How It Looks

Tourmaline comes in virtually all colours and some stones have more than one colour giving a two-tone or even three-tone effect.

  • Rubellite : is a classification for the stones of these particular hues- pink, red, purplish red, orangey red, or brownish red.
  • Indicolite : is considered to include dark violet-blue, blue, or greenish blue tourmaline.
  • Paraíba : This stone classification is named after the state of Paraíba in Brazil where the famous intense violet-blue, greenish blue, or blue tourmaline is found.
  • Chrome : This tourmaline (unlike the other classifications) comes in one hue- an intense green. It is comprised of the same element that colours Brazilian and African emeralds.
  • Parti-colored : These stones display more than one colour in its body. One of the most common combinations is Watermelon tourmaline. It is green on the outside and pink on the inside, but many other combinations are possible.


  • USA- California & Maine (Pink & Green)
  • South America- Brazil (Blue)
  • Africa- Nigeria, Kenya, Tanzania, Zambia, Mozambique and Namibia (Purple, Green, Pink-Red & Blue-Purple)
  • Asia- Afghanistan and Pakistan (Green, Green-Yellow & Red)
  • Thailand (Orange & Copper)
  • Russia (Blue-Purple)

History of Tourmaline

Tourmaline comes in such a vast array of colours and in the past it was hard to distinguish it from other well known stones such as Rubies, Sapphires and Emeralds. This was because stones were originally identified by their colouring alone. It has been mistakenly used in replacement of those aforementioned stones and called by those false names for centuries.

In the 1500’s, a Spanish Conquistador in discovered a green tourmaline crystal and confused the vibrant gem with an emerald. It was only in the 1800’s that it was discovered that Tourmaline was a distinct mineral species. In Brazil in the 1980’s and 90’s more colour variations of Tourmaline were discovered.

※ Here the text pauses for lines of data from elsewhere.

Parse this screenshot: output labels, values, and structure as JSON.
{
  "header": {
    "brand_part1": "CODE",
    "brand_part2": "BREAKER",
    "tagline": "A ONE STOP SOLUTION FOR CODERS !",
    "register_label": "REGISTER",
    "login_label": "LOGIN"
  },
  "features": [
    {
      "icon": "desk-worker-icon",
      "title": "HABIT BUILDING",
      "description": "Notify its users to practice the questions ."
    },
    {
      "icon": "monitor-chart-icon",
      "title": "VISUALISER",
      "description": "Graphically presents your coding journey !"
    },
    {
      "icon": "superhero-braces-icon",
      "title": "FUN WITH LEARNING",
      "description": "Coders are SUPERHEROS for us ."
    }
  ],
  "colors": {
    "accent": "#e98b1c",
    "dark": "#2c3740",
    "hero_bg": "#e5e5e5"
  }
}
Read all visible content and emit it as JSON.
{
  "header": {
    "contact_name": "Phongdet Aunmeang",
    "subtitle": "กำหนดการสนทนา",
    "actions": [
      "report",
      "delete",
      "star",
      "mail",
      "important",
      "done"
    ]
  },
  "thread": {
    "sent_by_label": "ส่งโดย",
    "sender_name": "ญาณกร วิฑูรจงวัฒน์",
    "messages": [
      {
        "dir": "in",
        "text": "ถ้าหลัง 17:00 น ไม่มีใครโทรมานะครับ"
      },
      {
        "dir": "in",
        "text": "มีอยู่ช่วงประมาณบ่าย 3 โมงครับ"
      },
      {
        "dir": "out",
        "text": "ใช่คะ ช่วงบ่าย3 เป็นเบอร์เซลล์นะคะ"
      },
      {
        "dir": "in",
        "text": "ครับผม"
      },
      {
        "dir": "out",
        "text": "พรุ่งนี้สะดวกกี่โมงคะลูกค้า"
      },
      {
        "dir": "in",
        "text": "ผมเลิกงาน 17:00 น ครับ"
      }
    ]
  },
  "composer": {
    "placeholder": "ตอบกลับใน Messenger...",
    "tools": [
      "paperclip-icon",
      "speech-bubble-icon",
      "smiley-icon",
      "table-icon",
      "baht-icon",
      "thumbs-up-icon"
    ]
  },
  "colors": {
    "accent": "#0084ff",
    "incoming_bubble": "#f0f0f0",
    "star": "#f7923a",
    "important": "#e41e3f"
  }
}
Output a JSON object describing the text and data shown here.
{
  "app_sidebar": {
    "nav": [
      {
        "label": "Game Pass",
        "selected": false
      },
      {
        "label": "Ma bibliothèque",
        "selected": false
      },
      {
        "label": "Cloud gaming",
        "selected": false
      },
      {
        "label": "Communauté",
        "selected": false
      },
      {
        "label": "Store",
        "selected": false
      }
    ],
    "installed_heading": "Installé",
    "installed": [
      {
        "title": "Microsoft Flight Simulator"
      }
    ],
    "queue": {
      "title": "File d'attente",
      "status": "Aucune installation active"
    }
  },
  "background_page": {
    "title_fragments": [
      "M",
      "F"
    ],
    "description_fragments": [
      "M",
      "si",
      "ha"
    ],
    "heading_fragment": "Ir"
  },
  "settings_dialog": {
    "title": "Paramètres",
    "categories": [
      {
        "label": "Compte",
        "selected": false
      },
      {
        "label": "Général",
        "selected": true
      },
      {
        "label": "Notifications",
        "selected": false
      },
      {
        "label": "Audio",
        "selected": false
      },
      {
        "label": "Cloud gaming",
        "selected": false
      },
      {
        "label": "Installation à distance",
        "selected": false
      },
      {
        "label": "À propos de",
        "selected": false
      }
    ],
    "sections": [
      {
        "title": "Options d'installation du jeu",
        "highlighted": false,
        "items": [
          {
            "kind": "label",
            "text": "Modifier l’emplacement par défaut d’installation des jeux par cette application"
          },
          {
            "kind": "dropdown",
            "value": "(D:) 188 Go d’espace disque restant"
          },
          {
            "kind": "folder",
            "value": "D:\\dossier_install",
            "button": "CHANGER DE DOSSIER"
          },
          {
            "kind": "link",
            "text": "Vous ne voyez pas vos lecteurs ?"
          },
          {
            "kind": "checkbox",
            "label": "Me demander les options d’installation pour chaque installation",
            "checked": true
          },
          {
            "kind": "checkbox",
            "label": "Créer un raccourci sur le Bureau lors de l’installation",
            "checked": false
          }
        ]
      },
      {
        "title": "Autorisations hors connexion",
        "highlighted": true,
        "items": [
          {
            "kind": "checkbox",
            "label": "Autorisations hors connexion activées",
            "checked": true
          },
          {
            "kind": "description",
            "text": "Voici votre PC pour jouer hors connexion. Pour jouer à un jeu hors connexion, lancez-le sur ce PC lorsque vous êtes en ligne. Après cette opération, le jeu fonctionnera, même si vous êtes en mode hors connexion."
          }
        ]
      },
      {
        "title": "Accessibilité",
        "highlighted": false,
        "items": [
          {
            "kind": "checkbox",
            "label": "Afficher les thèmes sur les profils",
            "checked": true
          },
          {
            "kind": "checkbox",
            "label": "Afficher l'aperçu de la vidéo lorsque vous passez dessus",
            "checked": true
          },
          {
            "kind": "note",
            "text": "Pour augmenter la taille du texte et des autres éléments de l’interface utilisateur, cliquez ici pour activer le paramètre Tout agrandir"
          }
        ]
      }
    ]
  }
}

One of the earliest reports of tourmaline in California was in 1892 when Chrome tourmaline was discovered. Due to this discovery the sale of tourmaline exploded and it’s biggest market was in China. A large portion of the Californian pink and red tourmaline was shipped to the Chinese market because it was the Chinese Dowager Empress Tz’u Hsi favourite colour.